"Jockey Club We WATCH Healthy Lifestyle Project": Helping Middle-aged People Improve Their Lifestyle Habits and Prevent Chronic Diseases
The Jockey Club School of Public Health and Primary Care, The Chinese University of Hong Kong and four local non-governmental social service organizations –Christian Family Service Centre, Hong Kong Young Women’s Children Association, St. James' Settlement, and United Christian Nethersole Community – co-organise The "Jockey Club We Watch Healthy Lifestyle Project". The Project’s tagline is "Improving your lifestyle is the key to good health". The Project aims to assist middle-aged people to improve their lifestyles to prevent or postpone the onset of chronic diseases.
The main causes of ill health, disability, and premature deaths are chronic diseases. Data from the Census and Statistics Department show that the number of middle-aged people in Hong Kong who suffer from chronic diseases is increasing. According to the World Health Organisation, common chronic diseases include cardiovascular diseases (such as heart attacks and stroke), cancer, chronic respiratory diseases (such as chronic obstructive pulmonary disease), and diabetes. Most non-communicable diseases (“NCDs”) can be prevented by changing behaviours and adopting a healthy lifestyle; for example, by having a healthier diet, increasing physical activity, and quitting smoking and alcohol.
The "Jockey Club We WATCH Healthy Lifestyle Programme", which is funded by the Hong Kong Jockey Club Charities Trust, is the first public health initiative in Hong Kong to adopt the “lifestyle medicine” concept to assist the general public in preventing chronic diseases. The Project seeks to enrol over 20,000 people in health risk screenings, and then offer qualified participants health coaching on how to improve their lifestyles and health knowledge.
"Qualified participants will receive health coaching for six months, during which time health coaches will help them raise awareness of healthy lifestyles and learn how to improve their lifestyle habits,” said Professor Samuel Wong Yeung-shan, Director of the Jockey Club School of Public Health and Primary Care and Project Director. To achieve the goal of "prevention is better than cure," participants are going to use smartwatches and the project mobile application to help monitor their health data. The health coaches have received a health coach training programme run by the CUHK The programme includes effective communication skills with motivational interviewing techniques as well as health information about various lifestyle habits like physical activities, nutrition, and stress management.
The program is currently open for applications.
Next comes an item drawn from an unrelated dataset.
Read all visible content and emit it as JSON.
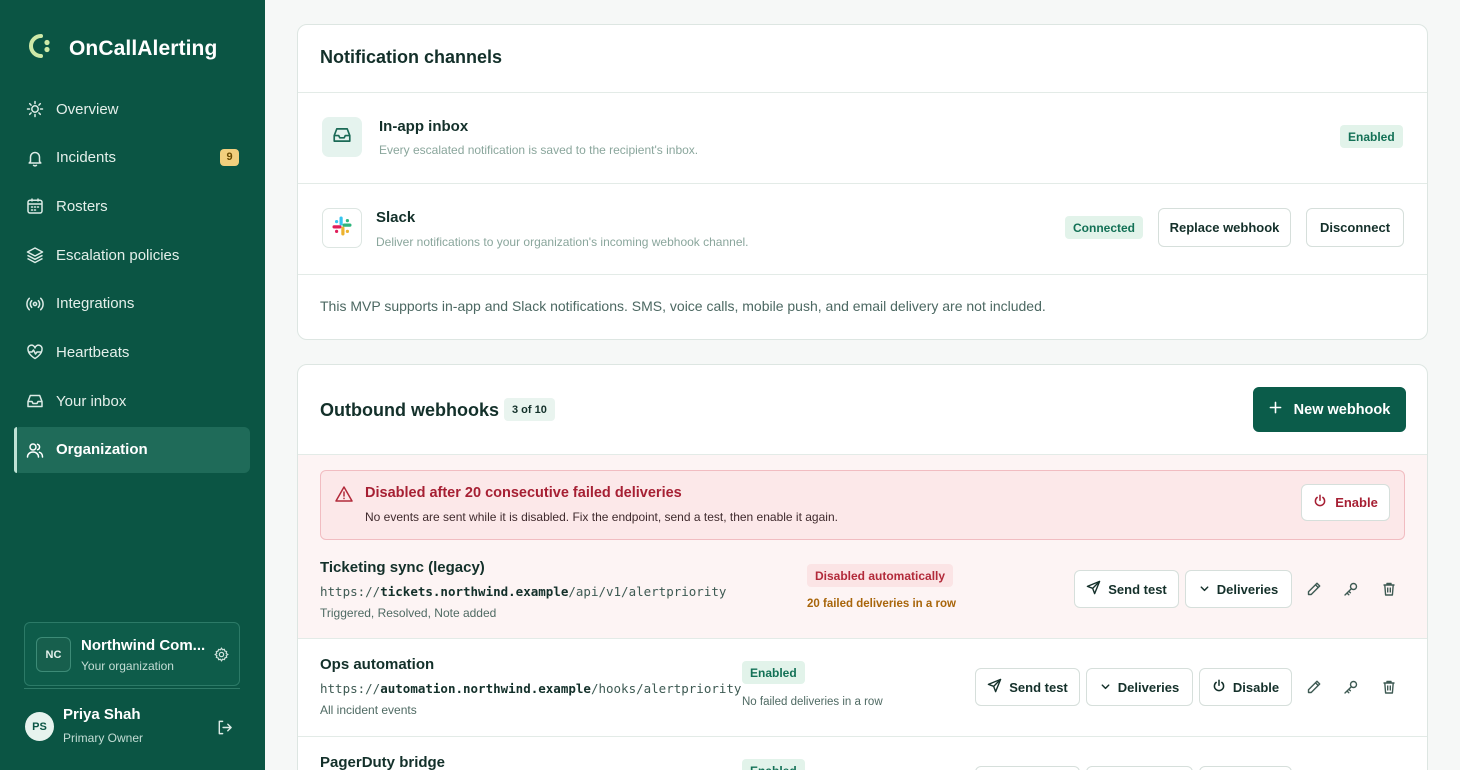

If you are interested, please visit the project website for more information and follow the project’s social media platforms on Facebook and Instagram for the latest information.
Visit website: www.jc-wewatch.org.hk